VIEW FROM HERE--Obviously, President Trump perceives himself as a leader who can thrive on chaos. But what has been overlooked is why he chooses to "lead" this way. There are plenty of other ways to get things done as a manager of a company and/or nation. Why does Trump prefer chaos over order?
I contend that Trump prefers chaos over order because it allows him to create a "fog of war' mentality that basically stupefies the general public into not fully seeing how criminally ignorant, incompetent, and immoral he really is. Like any great conman, he thrives not so much on chaos-which is by definition unpredictable and random-but on manufactured lies and illusions-which are created with the intent to confuse and manipulate a susceptible electorate.

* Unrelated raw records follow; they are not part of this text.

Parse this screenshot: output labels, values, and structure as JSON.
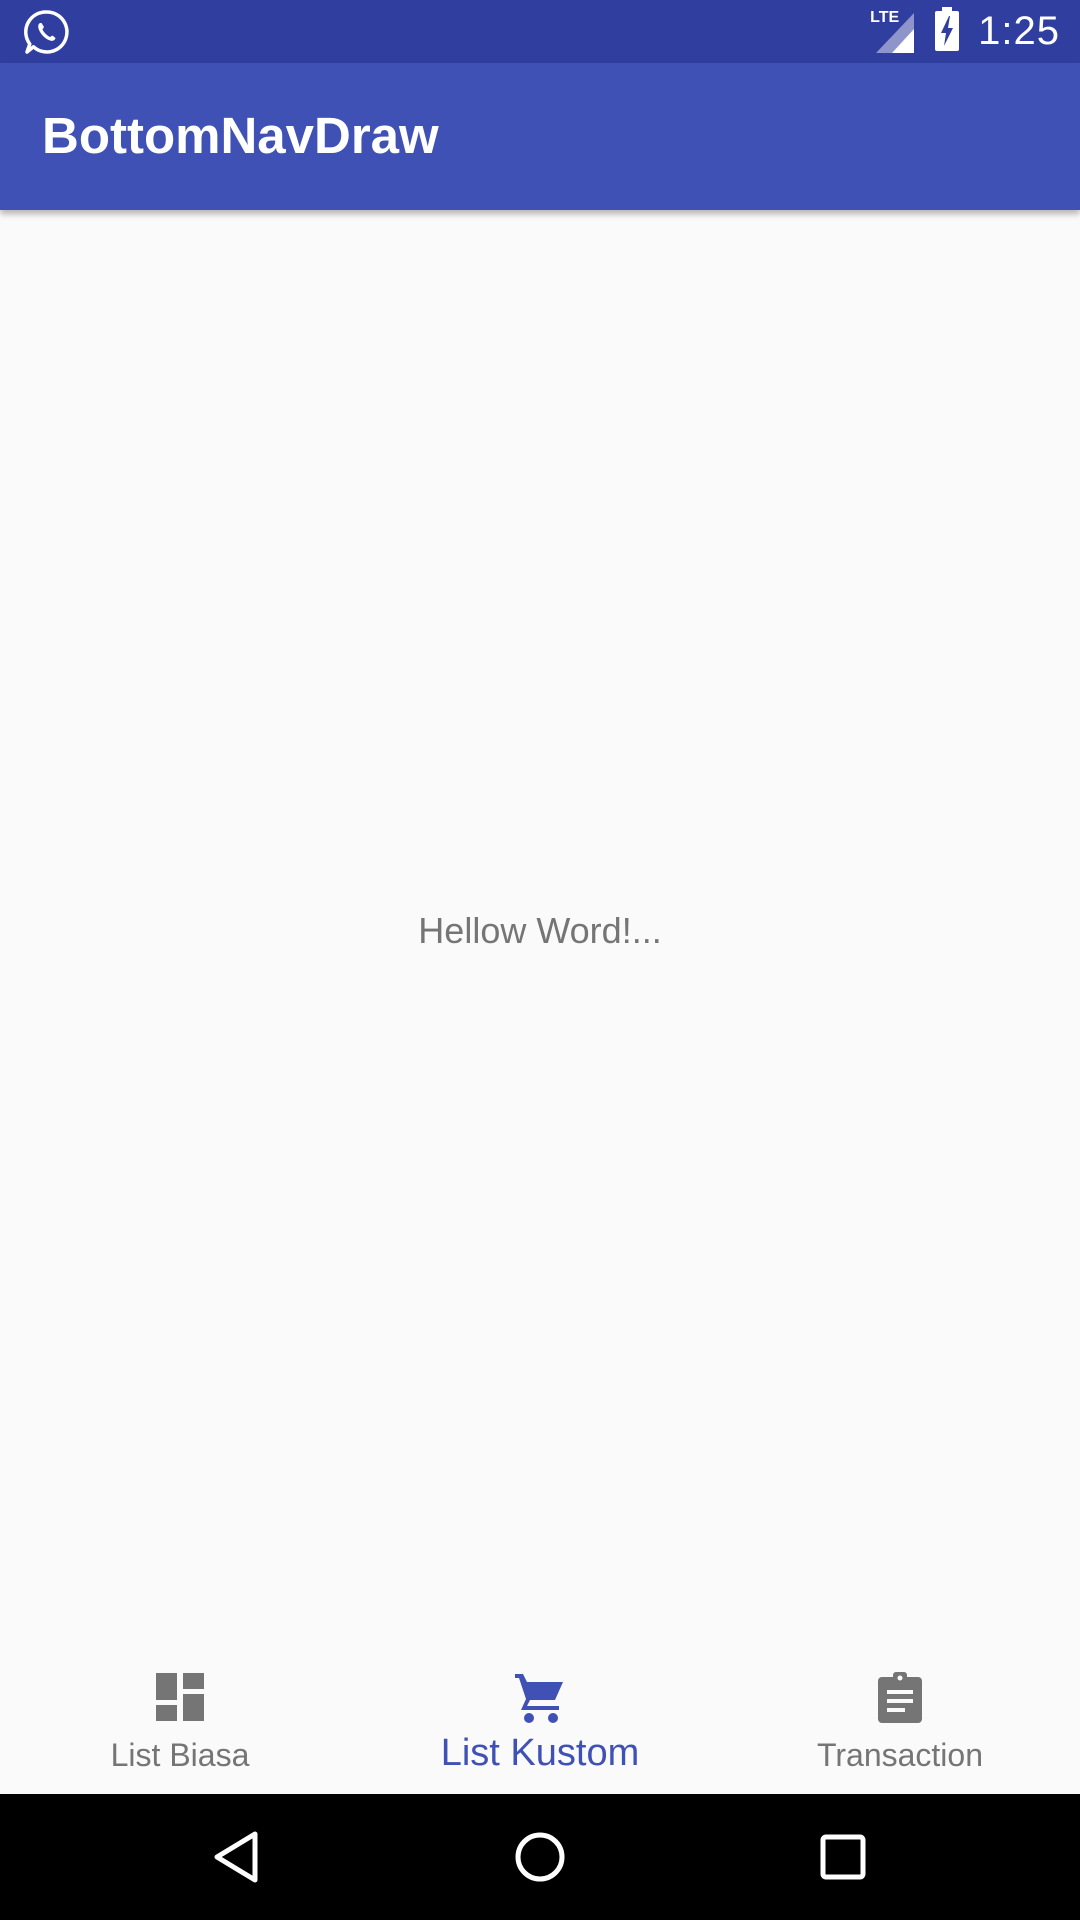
{
  "status_bar": {
    "time": "1:25",
    "network_label": "LTE",
    "left_icon": "whatsapp-icon",
    "icons": [
      "lte-signal-icon",
      "battery-charging-icon"
    ]
  },
  "app_bar": {
    "title": "BottomNavDraw"
  },
  "main": {
    "message": "Hellow Word!..."
  },
  "bottom_nav": {
    "items": [
      {
        "label": "List Biasa",
        "icon": "dashboard-icon",
        "active": false
      },
      {
        "label": "List Kustom",
        "icon": "shopping-cart-icon",
        "active": true
      },
      {
        "label": "Transaction",
        "icon": "clipboard-icon",
        "active": false
      }
    ]
  },
  "system_nav": {
    "buttons": [
      "back-icon",
      "home-icon",
      "recents-icon"
    ]
  },
  "colors": {
    "status_bar": "#303f9f",
    "app_bar": "#3f51b5",
    "accent": "#3f51b5",
    "inactive": "#757575",
    "background": "#fafafa"
  }
}
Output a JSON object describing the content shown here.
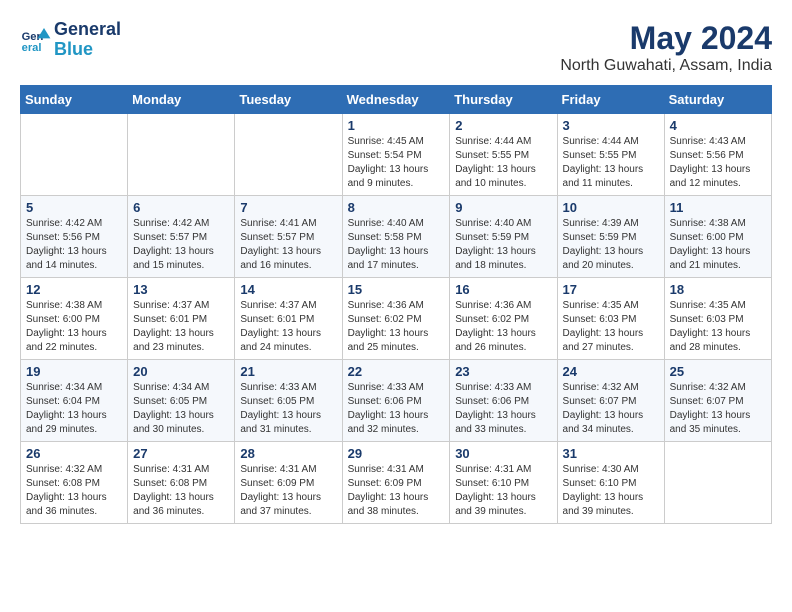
{
  "logo": {
    "line1": "General",
    "line2": "Blue"
  },
  "title": "May 2024",
  "subtitle": "North Guwahati, Assam, India",
  "weekdays": [
    "Sunday",
    "Monday",
    "Tuesday",
    "Wednesday",
    "Thursday",
    "Friday",
    "Saturday"
  ],
  "weeks": [
    [
      {
        "day": "",
        "sunrise": "",
        "sunset": "",
        "daylight": ""
      },
      {
        "day": "",
        "sunrise": "",
        "sunset": "",
        "daylight": ""
      },
      {
        "day": "",
        "sunrise": "",
        "sunset": "",
        "daylight": ""
      },
      {
        "day": "1",
        "sunrise": "Sunrise: 4:45 AM",
        "sunset": "Sunset: 5:54 PM",
        "daylight": "Daylight: 13 hours and 9 minutes."
      },
      {
        "day": "2",
        "sunrise": "Sunrise: 4:44 AM",
        "sunset": "Sunset: 5:55 PM",
        "daylight": "Daylight: 13 hours and 10 minutes."
      },
      {
        "day": "3",
        "sunrise": "Sunrise: 4:44 AM",
        "sunset": "Sunset: 5:55 PM",
        "daylight": "Daylight: 13 hours and 11 minutes."
      },
      {
        "day": "4",
        "sunrise": "Sunrise: 4:43 AM",
        "sunset": "Sunset: 5:56 PM",
        "daylight": "Daylight: 13 hours and 12 minutes."
      }
    ],
    [
      {
        "day": "5",
        "sunrise": "Sunrise: 4:42 AM",
        "sunset": "Sunset: 5:56 PM",
        "daylight": "Daylight: 13 hours and 14 minutes."
      },
      {
        "day": "6",
        "sunrise": "Sunrise: 4:42 AM",
        "sunset": "Sunset: 5:57 PM",
        "daylight": "Daylight: 13 hours and 15 minutes."
      },
      {
        "day": "7",
        "sunrise": "Sunrise: 4:41 AM",
        "sunset": "Sunset: 5:57 PM",
        "daylight": "Daylight: 13 hours and 16 minutes."
      },
      {
        "day": "8",
        "sunrise": "Sunrise: 4:40 AM",
        "sunset": "Sunset: 5:58 PM",
        "daylight": "Daylight: 13 hours and 17 minutes."
      },
      {
        "day": "9",
        "sunrise": "Sunrise: 4:40 AM",
        "sunset": "Sunset: 5:59 PM",
        "daylight": "Daylight: 13 hours and 18 minutes."
      },
      {
        "day": "10",
        "sunrise": "Sunrise: 4:39 AM",
        "sunset": "Sunset: 5:59 PM",
        "daylight": "Daylight: 13 hours and 20 minutes."
      },
      {
        "day": "11",
        "sunrise": "Sunrise: 4:38 AM",
        "sunset": "Sunset: 6:00 PM",
        "daylight": "Daylight: 13 hours and 21 minutes."
      }
    ],
    [
      {
        "day": "12",
        "sunrise": "Sunrise: 4:38 AM",
        "sunset": "Sunset: 6:00 PM",
        "daylight": "Daylight: 13 hours and 22 minutes."
      },
      {
        "day": "13",
        "sunrise": "Sunrise: 4:37 AM",
        "sunset": "Sunset: 6:01 PM",
        "daylight": "Daylight: 13 hours and 23 minutes."
      },
      {
        "day": "14",
        "sunrise": "Sunrise: 4:37 AM",
        "sunset": "Sunset: 6:01 PM",
        "daylight": "Daylight: 13 hours and 24 minutes."
      },
      {
        "day": "15",
        "sunrise": "Sunrise: 4:36 AM",
        "sunset": "Sunset: 6:02 PM",
        "daylight": "Daylight: 13 hours and 25 minutes."
      },
      {
        "day": "16",
        "sunrise": "Sunrise: 4:36 AM",
        "sunset": "Sunset: 6:02 PM",
        "daylight": "Daylight: 13 hours and 26 minutes."
      },
      {
        "day": "17",
        "sunrise": "Sunrise: 4:35 AM",
        "sunset": "Sunset: 6:03 PM",
        "daylight": "Daylight: 13 hours and 27 minutes."
      },
      {
        "day": "18",
        "sunrise": "Sunrise: 4:35 AM",
        "sunset": "Sunset: 6:03 PM",
        "daylight": "Daylight: 13 hours and 28 minutes."
      }
    ],
    [
      {
        "day": "19",
        "sunrise": "Sunrise: 4:34 AM",
        "sunset": "Sunset: 6:04 PM",
        "daylight": "Daylight: 13 hours and 29 minutes."
      },
      {
        "day": "20",
        "sunrise": "Sunrise: 4:34 AM",
        "sunset": "Sunset: 6:05 PM",
        "daylight": "Daylight: 13 hours and 30 minutes."
      },
      {
        "day": "21",
        "sunrise": "Sunrise: 4:33 AM",
        "sunset": "Sunset: 6:05 PM",
        "daylight": "Daylight: 13 hours and 31 minutes."
      },
      {
        "day": "22",
        "sunrise": "Sunrise: 4:33 AM",
        "sunset": "Sunset: 6:06 PM",
        "daylight": "Daylight: 13 hours and 32 minutes."
      },
      {
        "day": "23",
        "sunrise": "Sunrise: 4:33 AM",
        "sunset": "Sunset: 6:06 PM",
        "daylight": "Daylight: 13 hours and 33 minutes."
      },
      {
        "day": "24",
        "sunrise": "Sunrise: 4:32 AM",
        "sunset": "Sunset: 6:07 PM",
        "daylight": "Daylight: 13 hours and 34 minutes."
      },
      {
        "day": "25",
        "sunrise": "Sunrise: 4:32 AM",
        "sunset": "Sunset: 6:07 PM",
        "daylight": "Daylight: 13 hours and 35 minutes."
      }
    ],
    [
      {
        "day": "26",
        "sunrise": "Sunrise: 4:32 AM",
        "sunset": "Sunset: 6:08 PM",
        "daylight": "Daylight: 13 hours and 36 minutes."
      },
      {
        "day": "27",
        "sunrise": "Sunrise: 4:31 AM",
        "sunset": "Sunset: 6:08 PM",
        "daylight": "Daylight: 13 hours and 36 minutes."
      },
      {
        "day": "28",
        "sunrise": "Sunrise: 4:31 AM",
        "sunset": "Sunset: 6:09 PM",
        "daylight": "Daylight: 13 hours and 37 minutes."
      },
      {
        "day": "29",
        "sunrise": "Sunrise: 4:31 AM",
        "sunset": "Sunset: 6:09 PM",
        "daylight": "Daylight: 13 hours and 38 minutes."
      },
      {
        "day": "30",
        "sunrise": "Sunrise: 4:31 AM",
        "sunset": "Sunset: 6:10 PM",
        "daylight": "Daylight: 13 hours and 39 minutes."
      },
      {
        "day": "31",
        "sunrise": "Sunrise: 4:30 AM",
        "sunset": "Sunset: 6:10 PM",
        "daylight": "Daylight: 13 hours and 39 minutes."
      },
      {
        "day": "",
        "sunrise": "",
        "sunset": "",
        "daylight": ""
      }
    ]
  ]
}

Trump is also able to create stakes that are so high that people have little choice but to go along with him or suffer incredible losses. Thanks to a New York Times expose, what the world recently discovered about his business dealings in the 80s and early 90s, is that Trump forced many of his partners into corners that they could not bring themselves to back out of: either they could get out of a deal with Trump and lose millions, plus ruin their reputation, or they could stay with him and tap into his uncanny ability to generate investment in his brand. Despite Trump's own massive personal debt and legacy of business failures, he always gets people to give him more money, more chances, and more power. In this respect, he is the ultimate conman.

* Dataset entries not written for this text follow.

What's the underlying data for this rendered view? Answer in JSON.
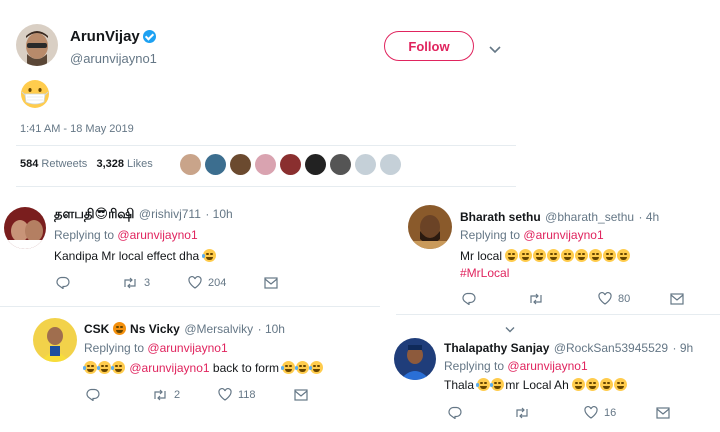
{
  "main_tweet": {
    "author_name": "ArunVijay",
    "author_handle": "@arunvijayno1",
    "follow_label": "Follow",
    "content_emoji": "mask-face-emoji",
    "timestamp": "1:41 AM - 18 May 2019",
    "retweets_count": "584",
    "retweets_label": "Retweets",
    "likes_count": "3,328",
    "likes_label": "Likes"
  },
  "replies": [
    {
      "name": "தளபதி😎ரிஷி",
      "handle": "@rishivj711",
      "time": "· 10h",
      "replying_prefix": "Replying to",
      "replying_to": "@arunvijayno1",
      "text": "Kandipa Mr local effect dha",
      "retweets": "3",
      "likes": "204"
    },
    {
      "name": "Bharath sethu",
      "handle": "@bharath_sethu",
      "time": "· 4h",
      "replying_prefix": "Replying to",
      "replying_to": "@arunvijayno1",
      "text": "Mr local",
      "hashtag": "#MrLocal",
      "retweets": "",
      "likes": "80"
    },
    {
      "name_part1": "CSK",
      "name_part2": "Ns Vicky",
      "handle": "@Mersalviky",
      "time": "· 10h",
      "replying_prefix": "Replying to",
      "replying_to": "@arunvijayno1",
      "mention": "@arunvijayno1",
      "text": "back to form",
      "retweets": "2",
      "likes": "118"
    },
    {
      "name": "Thalapathy Sanjay",
      "handle": "@RockSan53945529",
      "time": "· 9h",
      "replying_prefix": "Replying to",
      "replying_to": "@arunvijayno1",
      "text_part1": "Thala",
      "text_part2": "mr Local Ah",
      "retweets": "",
      "likes": "16"
    }
  ],
  "colors": {
    "accent_pink": "#e0245e",
    "muted": "#657786",
    "verified_blue": "#1da1f2",
    "divider": "#e6ecf0"
  }
}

Now that he is president, Trump has created a situation where the stakes are so high for those who have supported him, that they cannot get out of the relationship without paying a personal price that seems unbearable. Individual political examples are plentiful but take a quick look around the world and it is clear that Trump has forced, not only influential members of the GOP but the entire nation into coerced relationships that have become too risky to just cut and run from.

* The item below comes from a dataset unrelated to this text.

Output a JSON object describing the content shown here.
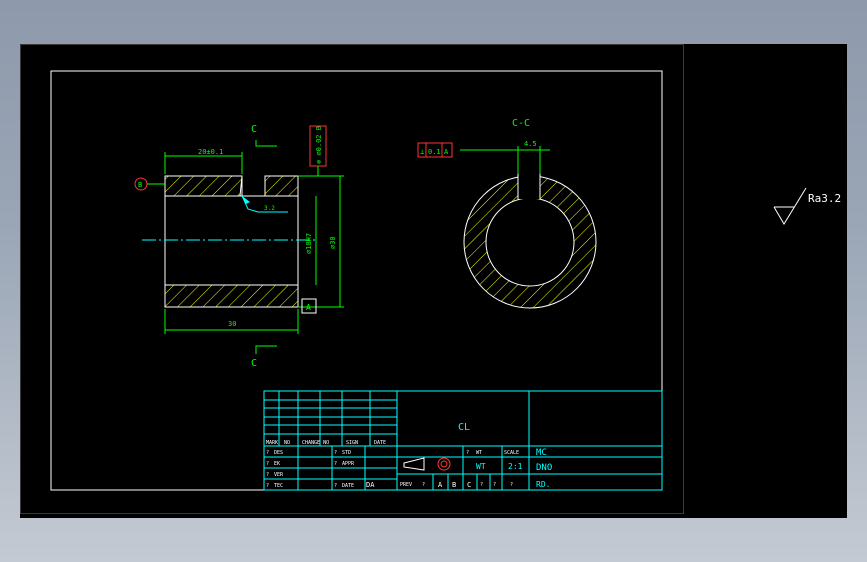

Calling Guaido Venezuela's legitimate leader is one. Will Venezuela become another Vietnam? Does Trump have a long-term strategy or has he put all of his chips on regime change?
In Iran, after pulling out of an international treaty, Trump has brought the intensity level up to code red levels. According to National Security Adviser John Bolton, "The United States is deploying the USS Abraham Lincoln Carrier Strike Group and a bomber task force to the US Central Command region to send a clear and unmistakable message to the Iranian regime that any attack on the United States interests or on those of our allies will be met with unrelenting force."
Regarding China, Trump is ramping up tariffs to 25 percent on $200 billion in Chinese goods. No one, least of all the president, knows what the consequences of a major trade war with China will lead to.
And in Congress, the president is now staring down the barrel of impeachment by the House of Representatives. House Majority Leader Nancy Pelosi has said, "The president is self-impeaching...He's putting out the case against himself. Obstruction, obstruction, obstruction. Ignoring subpoenas and the rest.”
As if that was not enough, Trump is also embroiled in a high stakes showdown with the dictator of North Korea. In an interview with Politico, Trump downplayed the missile tests by North Korea, calling them “very standard stuff...", but does anyone truly believe that he has a coherent strategy in place after the last summit collapsed so publicly and haphazardly?
Of course, this is to say nothing of his immigration policy, which has been an utter fiasco.
He is a president swept up in so many crises, that the American people have, by and large, entered a devil's bargain: either they go along with Trump's high stakes gambling or they risk suffering incredible consequences. Just as he did with his real estate properties, Donald Trump has made the stakes so enormously high that to remove him from office, is, in the eyes of so many allies and foes alike, a far worse crisis.
(George Cassidy Payne is an editorialist, poet, and social worker. He lives and works in Rochester, NY. George is a contributing writer to City Watch LA and has been published in a wide variety of domestic and foreign outlets, including The Atlantic, The Wall Street Journal, USA Today, The Buffalo News, The Albany Times Union, The South China Morning Post, The Havana Times, Counterpunch, and many others.)